Safely Recycle or Donate Your Old Phone

February 7, 2015 Updated: April 23, 2016

One week you buy a new snazzy smartphone and three months later, a newer better version comes out. With technology moving so fast, it can be hard to keep up sometimes. But what can be more of a challenge is figuring out what to do with the old phone that’s being replaced. Here are a few things to keep in mind and some ideas for what you can do.

Safeguard any sensitive data

First things first – Remove any personal information. A lot of people tend to look this one over. You never know who is going to wind up with your old phone and what they are capable of. There are countless horror stories of those swapping in their old phones and then getting hit with identity theft weeks later. Take a second and think about how much personal information and data you have on your phone. There’s a reason there are passcodes for phones.
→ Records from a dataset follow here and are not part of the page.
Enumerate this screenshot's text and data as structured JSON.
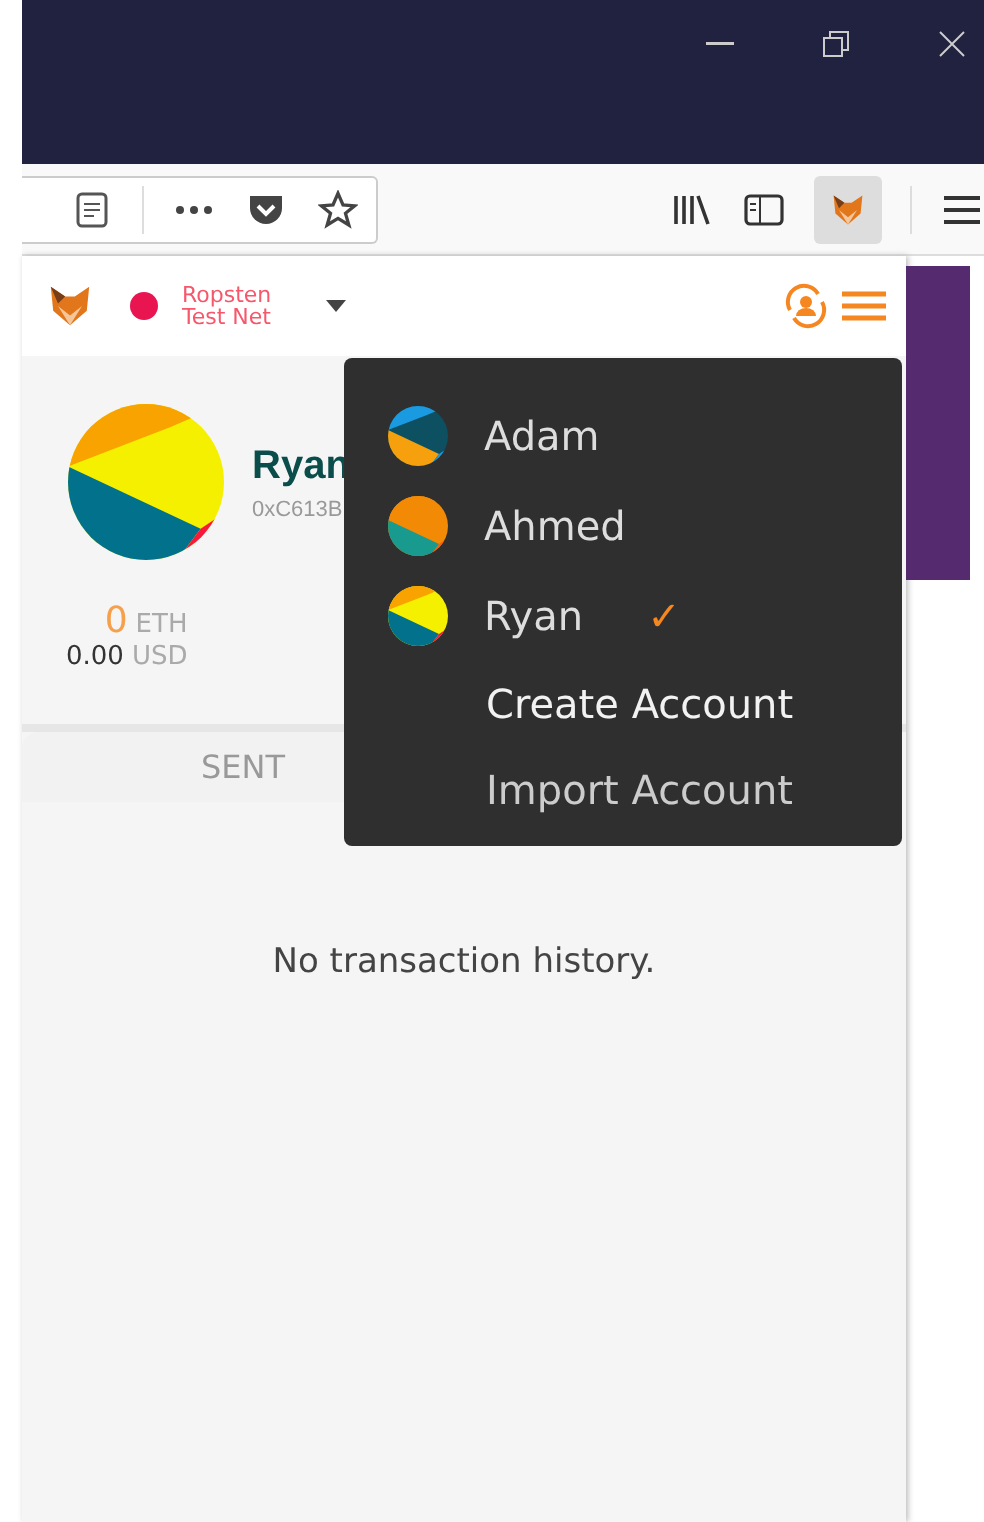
{
  "network": {
    "name": "Ropsten Test Net"
  },
  "account": {
    "name": "Ryan",
    "address": "0xC613B",
    "balance": "0",
    "unit": "ETH",
    "fiat": "0.00",
    "fiat_unit": "USD"
  },
  "tabs": [
    {
      "label": "SENT"
    }
  ],
  "empty_message": "No transaction history.",
  "account_menu": {
    "accounts": [
      {
        "name": "Adam",
        "selected": false
      },
      {
        "name": "Ahmed",
        "selected": false
      },
      {
        "name": "Ryan",
        "selected": true
      }
    ],
    "check": "✓",
    "actions": [
      "Create Account",
      "Import Account"
    ]
  }
}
You don’t want people to be able to access this data, so making sure it’s clean and clear is important.

The first step to take when cleaning your phone is to do a factory reset. Many phones have a simple option within the settings that allows you to do this easily without having to plug your phone into the computer or take it into the store. By doing this factory reset, all of your data is supposed to be removed from the phone. This includes your settings, passwords and everything else.

Tip: Many experts believe that even doing this won’t completely wipe everything on an Android phone. There are additional steps you can take to make sure your Android powered phone is clean on TheWire.

Also, make sure to remove your SIM card. Sometimes, data can be retrieved simply by plugging this card into another phone. If you have an external memory device attached to your phone, such as a SD card, you will want to remove this as well.

Do a double check and make sure that all the data is in fact erased. Simply go through the phone and make sure there is no left over texts, calls, pictures, passwords, or anything else you don’t want people to see. If it looks okay, you’re on to the next step.

And don’t forget to notify your service provider and let them know that the phone is no longer being used.

Recycling, reusing or donating your old phone

Now it’s time to dispose of the phone. There a few ways to do this. The most common is selling the phone, especially if it’s a newer smartphone. Most of these types of phones hold their value very well. Common outlets to sell used phones are Swappa, eBay, and Craigslist. Carriers will often buy back the phone and any of the accessories as well. You can also apply the value of your phone towards your next purchase.

If you don’t think the phone is worth anything, or you don’t want to go through the selling process, there are other options. One of the most common options is to recycle the phone. There are a ton of programs in place for this and they will do all the work for you. The EPA and CTIA have one of the more popular cell recycling programs. TechRepublic has a good list of places to recycle your phone in the U.S. And in the UK, OnRecycle is a popular choice.

You can also put your phone to good use by donating it. There are lots of organizations the take old phones and give them to someone who might not be able to get one otherwise. You can donate it to CellPhonesforSoldiers.com (If it’s an iPhone they’ll even pay a little for it). If you donate your phone to Hope Phones, they’ll recycle it and use those funds to provide up to 10 new phones for community health workers in different countries. This lets them track outbreaks better, register pregnancies, communicate better for emergencies and keep track of important medicines.

As you can see, there many different options for disposing of your old phone. Whatever route you take, make sure you do your research so you get the most out of your old phone.